A paper titled “Ecologically sustainable but unjust? Negotiating equity and authority in common-pool marine resource management” co-authored by Sarah Klain, Rachelle Beveridge and myself was just published in Ecology & Society. The article asks: a) whether natural resource management can be ecologically sustainable but unjust at the same time, and b) if distribution of harvesting rights and socio-economic benefits and inclusion in management is unfair, how might access to resources and governance institutions be re-oriented. We explore these questions through a case study of indigenous peoples’ involvement in commercial sea cucumber and geoduck fisheries on the central coast of British Columbia, Canada using Elinor Ostrom’s social-ecological systems framework and common pool resource design principles.

Central Coast Fishing Boat

Klain, S., Beveridge, R, Bennett, N.J. (2014). Ecologically sustainable but unjust? Negotiating equity and authority in common-pool marine resource management. Ecology & Society 19(4), 52.

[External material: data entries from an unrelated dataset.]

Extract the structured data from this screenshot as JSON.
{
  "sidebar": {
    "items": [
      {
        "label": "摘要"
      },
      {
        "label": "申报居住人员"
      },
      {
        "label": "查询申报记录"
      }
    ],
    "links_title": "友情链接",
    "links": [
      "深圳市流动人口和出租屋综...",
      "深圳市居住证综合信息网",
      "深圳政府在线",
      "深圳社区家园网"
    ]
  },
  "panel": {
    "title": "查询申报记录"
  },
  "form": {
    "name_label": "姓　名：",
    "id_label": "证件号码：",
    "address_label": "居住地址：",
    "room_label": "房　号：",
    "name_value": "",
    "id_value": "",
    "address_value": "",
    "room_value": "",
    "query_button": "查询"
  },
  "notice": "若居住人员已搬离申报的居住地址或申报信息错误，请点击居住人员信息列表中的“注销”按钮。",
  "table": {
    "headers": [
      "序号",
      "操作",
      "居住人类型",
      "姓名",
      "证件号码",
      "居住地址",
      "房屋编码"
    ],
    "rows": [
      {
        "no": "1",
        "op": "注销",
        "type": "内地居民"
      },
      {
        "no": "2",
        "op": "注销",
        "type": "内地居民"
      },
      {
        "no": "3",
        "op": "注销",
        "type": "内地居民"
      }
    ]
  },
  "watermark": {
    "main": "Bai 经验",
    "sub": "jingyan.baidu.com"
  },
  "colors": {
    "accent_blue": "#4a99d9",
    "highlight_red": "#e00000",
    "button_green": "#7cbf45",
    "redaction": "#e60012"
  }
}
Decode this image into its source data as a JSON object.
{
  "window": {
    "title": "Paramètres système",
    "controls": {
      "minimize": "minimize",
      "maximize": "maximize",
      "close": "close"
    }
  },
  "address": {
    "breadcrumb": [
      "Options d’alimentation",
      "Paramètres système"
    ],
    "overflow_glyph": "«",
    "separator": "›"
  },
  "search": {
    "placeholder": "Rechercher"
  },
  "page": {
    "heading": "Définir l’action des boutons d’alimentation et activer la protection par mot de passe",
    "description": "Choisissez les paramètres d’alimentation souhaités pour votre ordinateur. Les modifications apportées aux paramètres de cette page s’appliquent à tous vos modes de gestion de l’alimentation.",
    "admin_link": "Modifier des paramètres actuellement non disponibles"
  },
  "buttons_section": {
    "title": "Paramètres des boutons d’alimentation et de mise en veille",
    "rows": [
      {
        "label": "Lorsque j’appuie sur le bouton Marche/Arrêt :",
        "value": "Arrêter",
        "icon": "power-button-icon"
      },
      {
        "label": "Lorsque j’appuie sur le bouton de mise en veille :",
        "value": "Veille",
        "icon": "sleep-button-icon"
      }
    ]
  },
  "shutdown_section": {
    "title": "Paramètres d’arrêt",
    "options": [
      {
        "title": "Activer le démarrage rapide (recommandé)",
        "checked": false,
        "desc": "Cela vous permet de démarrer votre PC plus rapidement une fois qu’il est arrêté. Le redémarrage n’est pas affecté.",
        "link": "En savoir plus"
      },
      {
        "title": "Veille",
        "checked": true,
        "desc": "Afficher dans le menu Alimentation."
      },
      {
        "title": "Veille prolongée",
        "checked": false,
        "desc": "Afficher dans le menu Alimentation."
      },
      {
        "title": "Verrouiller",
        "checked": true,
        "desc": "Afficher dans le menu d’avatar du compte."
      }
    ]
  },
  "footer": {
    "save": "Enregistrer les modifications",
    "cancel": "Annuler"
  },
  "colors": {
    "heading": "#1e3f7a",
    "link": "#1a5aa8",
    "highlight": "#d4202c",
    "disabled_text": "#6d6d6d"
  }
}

ABSTRACT: Under appropriate conditions, community-based fisheries management can support sound resource stewardship, with positive social and environmental outcomes. Evaluating indigenous peoples’ involvement in commercial sea cucumber and geoduck fisheries on the central coast of British Columbia, Canada, we found that the current social-ecological system configuration is relatively ecologically sustainable according to stock assessments. However, the current system also results in perceived inequities in decision-making processes, harvesting allocations, and socioeconomic benefits. As a result, local coastal resource managers envision a transformation of sea cucumber and geoduck fisheries governance and management institutions. We assessed the potential robustness of the proposed institutions using Elinor Ostrom’s common-pool resource design principles. Grounded in the region’s legal, political, and historical context, our analysis suggests that greater local involvement in these invertebrate fisheries and their management could provide more benefits to local communities than the status quo while maintaining an ecologically sustainable resource. Our research highlights the importance of explicitly addressing historical context and equity considerations in social-ecological system analyses and when renegotiating the institutions governing common-pool resources.

The article can also be downloaded from this page.

Advertisements